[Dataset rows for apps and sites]
════════
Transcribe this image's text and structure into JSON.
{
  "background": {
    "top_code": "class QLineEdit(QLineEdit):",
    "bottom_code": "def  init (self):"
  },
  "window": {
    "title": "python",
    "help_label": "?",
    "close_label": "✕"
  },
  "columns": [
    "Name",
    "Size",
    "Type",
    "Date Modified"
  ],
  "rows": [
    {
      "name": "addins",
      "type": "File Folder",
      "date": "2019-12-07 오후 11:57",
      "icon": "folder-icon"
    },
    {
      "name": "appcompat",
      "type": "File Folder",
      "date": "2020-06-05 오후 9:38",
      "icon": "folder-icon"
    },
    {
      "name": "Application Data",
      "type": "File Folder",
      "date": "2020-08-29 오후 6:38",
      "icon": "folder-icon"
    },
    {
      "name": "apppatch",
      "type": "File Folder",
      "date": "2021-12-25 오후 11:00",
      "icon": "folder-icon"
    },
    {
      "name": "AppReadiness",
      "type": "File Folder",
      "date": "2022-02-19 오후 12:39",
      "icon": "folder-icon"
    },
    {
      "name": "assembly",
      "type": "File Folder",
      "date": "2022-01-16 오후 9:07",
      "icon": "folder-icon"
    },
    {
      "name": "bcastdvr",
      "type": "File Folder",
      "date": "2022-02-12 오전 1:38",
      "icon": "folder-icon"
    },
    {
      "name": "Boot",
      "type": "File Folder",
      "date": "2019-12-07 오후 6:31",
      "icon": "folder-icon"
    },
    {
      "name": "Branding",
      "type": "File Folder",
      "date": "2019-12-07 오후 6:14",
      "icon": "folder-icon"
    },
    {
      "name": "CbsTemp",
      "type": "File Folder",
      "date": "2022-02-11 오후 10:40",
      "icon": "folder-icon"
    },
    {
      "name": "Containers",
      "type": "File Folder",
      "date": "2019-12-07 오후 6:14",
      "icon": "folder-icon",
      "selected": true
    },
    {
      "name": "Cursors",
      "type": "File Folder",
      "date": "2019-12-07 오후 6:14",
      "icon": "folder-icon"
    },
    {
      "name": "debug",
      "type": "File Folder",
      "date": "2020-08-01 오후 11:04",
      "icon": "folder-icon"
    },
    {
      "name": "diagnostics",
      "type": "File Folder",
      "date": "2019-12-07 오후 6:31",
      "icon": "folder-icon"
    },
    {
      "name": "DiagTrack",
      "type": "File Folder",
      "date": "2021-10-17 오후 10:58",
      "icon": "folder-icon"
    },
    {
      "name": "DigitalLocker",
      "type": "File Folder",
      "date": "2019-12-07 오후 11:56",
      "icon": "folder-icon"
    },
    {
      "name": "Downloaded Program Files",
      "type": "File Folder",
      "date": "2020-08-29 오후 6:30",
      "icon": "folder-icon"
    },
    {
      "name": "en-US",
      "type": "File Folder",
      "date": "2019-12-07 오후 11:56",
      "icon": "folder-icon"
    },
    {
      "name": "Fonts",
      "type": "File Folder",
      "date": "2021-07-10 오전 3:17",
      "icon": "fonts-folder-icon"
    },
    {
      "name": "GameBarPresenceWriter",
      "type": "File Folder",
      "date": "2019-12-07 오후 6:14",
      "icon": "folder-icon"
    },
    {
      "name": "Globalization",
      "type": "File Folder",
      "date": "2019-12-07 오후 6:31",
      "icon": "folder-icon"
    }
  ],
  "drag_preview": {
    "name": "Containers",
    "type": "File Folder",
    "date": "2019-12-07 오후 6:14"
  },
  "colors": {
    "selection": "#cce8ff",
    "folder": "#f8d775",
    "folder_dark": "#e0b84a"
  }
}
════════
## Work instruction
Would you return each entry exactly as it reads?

## Problem solution
Transcribe this image's text and structure into JSON.
{
  "background": {
    "top_code": "class QLineEdit(QLineEdit):",
    "bottom_code": "def  init (self):"
  },
  "window": {
    "title": "python",
    "help_label": "?",
    "close_label": "✕"
  },
  "columns": [
    "Name",
    "Size",
    "Type",
    "Date Modified"
  ],
  "rows": [
    {
      "name": "addins",
      "type": "File Folder",
      "date": "2019-12-07 오후 11:57",
      "icon": "folder-icon"
    },
    {
      "name": "appcompat",
      "type": "File Folder",
      "date": "2020-06-05 오후 9:38",
      "icon": "folder-icon"
    },
    {
      "name": "Application Data",
      "type": "File Folder",
      "date": "2020-08-29 오후 6:38",
      "icon": "folder-icon"
    },
    {
      "name": "apppatch",
      "type": "File Folder",
      "date": "2021-12-25 오후 11:00",
      "icon": "folder-icon"
    },
    {
      "name": "AppReadiness",
      "type": "File Folder",
      "date": "2022-02-19 오후 12:39",
      "icon": "folder-icon"
    },
    {
      "name": "assembly",
      "type": "File Folder",
      "date": "2022-01-16 오후 9:07",
      "icon": "folder-icon"
    },
    {
      "name": "bcastdvr",
      "type": "File Folder",
      "date": "2022-02-12 오전 1:38",
      "icon": "folder-icon"
    },
    {
      "name": "Boot",
      "type": "File Folder",
      "date": "2019-12-07 오후 6:31",
      "icon": "folder-icon"
    },
    {
      "name": "Branding",
      "type": "File Folder",
      "date": "2019-12-07 오후 6:14",
      "icon": "folder-icon"
    },
    {
      "name": "CbsTemp",
      "type": "File Folder",
      "date": "2022-02-11 오후 10:40",
      "icon": "folder-icon"
    },
    {
      "name": "Containers",
      "type": "File Folder",
      "date": "2019-12-07 오후 6:14",
      "icon": "folder-icon",
      "selected": true
    },
    {
      "name": "Cursors",
      "type": "File Folder",
      "date": "2019-12-07 오후 6:14",
      "icon": "folder-icon"
    },
    {
      "name": "debug",
      "type": "File Folder",
      "date": "2020-08-01 오후 11:04",
      "icon": "folder-icon"
    },
    {
      "name": "diagnostics",
      "type": "File Folder",
      "date": "2019-12-07 오후 6:31",
      "icon": "folder-icon"
    },
    {
      "name": "DiagTrack",
      "type": "File Folder",
      "date": "2021-10-17 오후 10:58",
      "icon": "folder-icon"
    },
    {
      "name": "DigitalLocker",
      "type": "File Folder",
      "date": "2019-12-07 오후 11:56",
      "icon": "folder-icon"
    },
    {
      "name": "Downloaded Program Files",
      "type": "File Folder",
      "date": "2020-08-29 오후 6:30",
      "icon": "folder-icon"
    },
    {
      "name": "en-US",
      "type": "File Folder",
      "date": "2019-12-07 오후 11:56",
      "icon": "folder-icon"
    },
    {
      "name": "Fonts",
      "type": "File Folder",
      "date": "2021-07-10 오전 3:17",
      "icon": "fonts-folder-icon"
    },
    {
      "name": "GameBarPresenceWriter",
      "type": "File Folder",
      "date": "2019-12-07 오후 6:14",
      "icon": "folder-icon"
    },
    {
      "name": "Globalization",
      "type": "File Folder",
      "date": "2019-12-07 오후 6:31",
      "icon": "folder-icon"
    }
  ],
  "drag_preview": {
    "name": "Containers",
    "type": "File Folder",
    "date": "2019-12-07 오후 6:14"
  },
  "colors": {
    "selection": "#cce8ff",
    "folder": "#f8d775",
    "folder_dark": "#e0b84a"
  }
}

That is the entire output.